When she reached the third trimester, she stopped working and remained on modified bed rest to focus on staying calm. On the last day of July, Felicity and her husband finally held their rainbow baby Emma Rose in their arms. “She was perfect. She was alive,” Felicity says. “There are moments now when I’m up breastfeeding our daughter and she’s peacefully sleeping in my arms that my tears will roll onto her soft forehead. I found joy again; I laughed again after I thought I never would. The happiness she has brought is indescribable.”
“Though I was never able to hold my two other babies in my arms, I was always a mother,” she says. “I have two in heaven waiting and one here on earth. I wouldn’t trade them for the world. We have weathered the worst storm of all and came out on the other side. It taught me to cherish everything because it can be taken away at any second.”
Cheryl Heitzman’s rainbow baby story

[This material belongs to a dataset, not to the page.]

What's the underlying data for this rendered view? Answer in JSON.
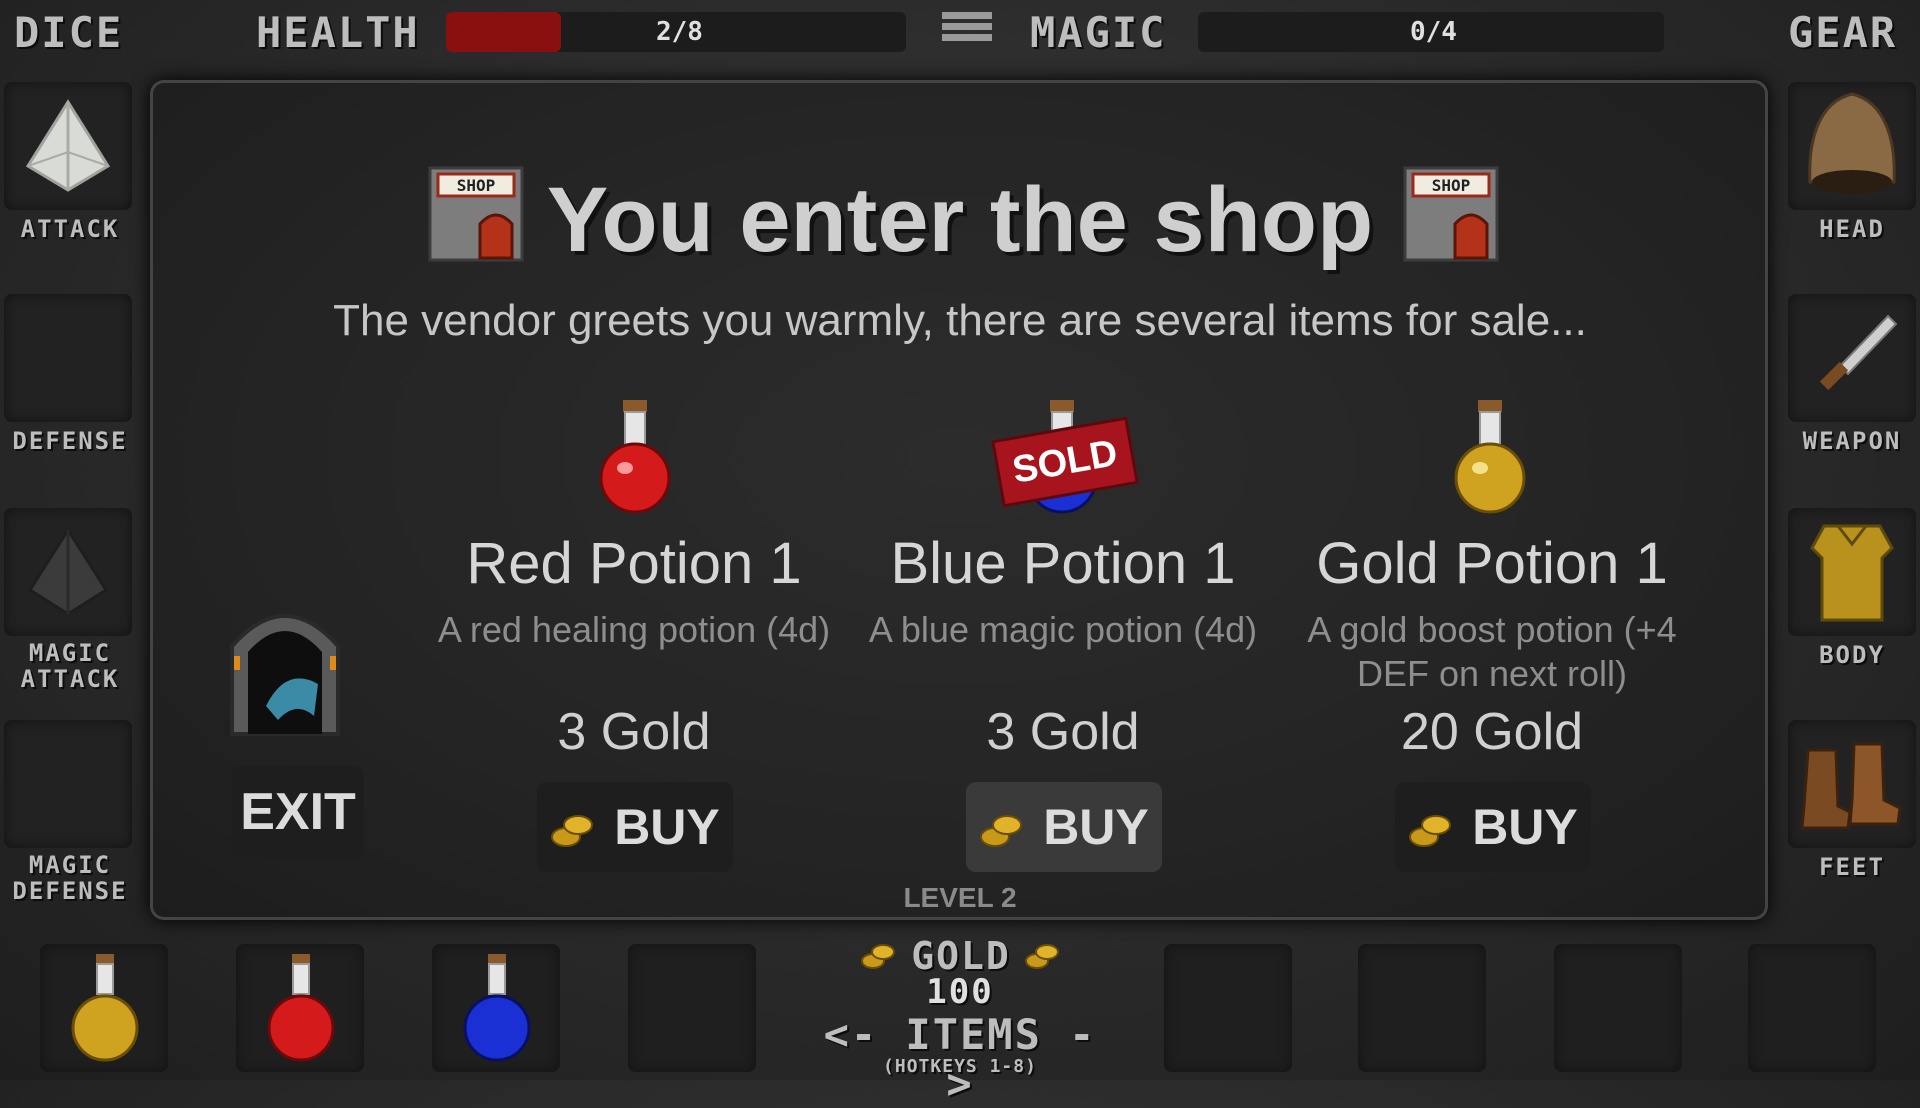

When Cheryl Heitzman learned she was pregnant with her first baby, she had a tough time getting excited. The pregnancy was unexpected, and due to some mental health struggles, she wasn’t sure she was quite ready to be a mother. But she took comfort in the depth of her husband Ben’s enthusiasm, and she tried to put her worries aside. “At our first ultrasound, I wasn’t exactly sure what to expect, but I knew enough to recognize that there was no heartbeat,” she says. “My heart sank, and when I looked over at Ben, with a big smile still all over his face, it completely shattered.”
Many years later, armed with a new doctor and medications that made her feel whole and healthy again, Heitzman decided she felt strong enough, physically and mentally, to try for their rainbow baby. Her husband was ecstatic, but she was worried, as so many rainbow moms are when they begin this journey. Nevertheless, she got pregnant quickly; within four months she and Ben were expecting their rainbow baby. At first, Cheryl’s severe first trimester morning sickness did little to quell her fear of miscarriage. But as the weeks went by and she hit the 12-week mark, she began to slowly relax. She felt baby’s first flutterings right at 16 weeks, and says, “Maybe he knew I was worried and decided to make his presence known.”
At 24 weeks pregnant, Heizman eagerly awaits the birth of her rainbow baby boy. She has started a blog where women can share their personal miscarriage stories and find peace and encouragement in doing so. She strongly believes having a supportive group to talk to has been a great help in her journey. As Heitzman says, “Miscarriage is terrible and terribly common. Let’s talk about it.”
These beautiful and moving stories serve as a reminder that you are not alone in your journey. Whether you’re expecting a rainbow baby or hoping to welcome one someday, know that there is love, light and hope around the bend. Countless women have gone through miscarriage, stillbirth or tragedy; there should be no stigma in your experience and no shame in your desire to have a rainbow baby. Remember, there are many resources available to you; don’t be afraid to ask for help or seek out support. And, whatever you do, always look for the rainbow after a storm.
About the expert:
Aparna Iyer, MD, is a reproductive psychiatrist in Frisco, Texas. She previously served as assistant professor and chief resident at Albany Medical Center in Albany, New York. Iyer received her medical degree at St. George’s University in Grenada, West Indies.
Please note: The Bump and the materials and information it contains are not intended to, and do not constitute, medical or other health advice or diagnosis and should not be used as such. You should always consult with a qualified physician or health professional about your specific circumstances.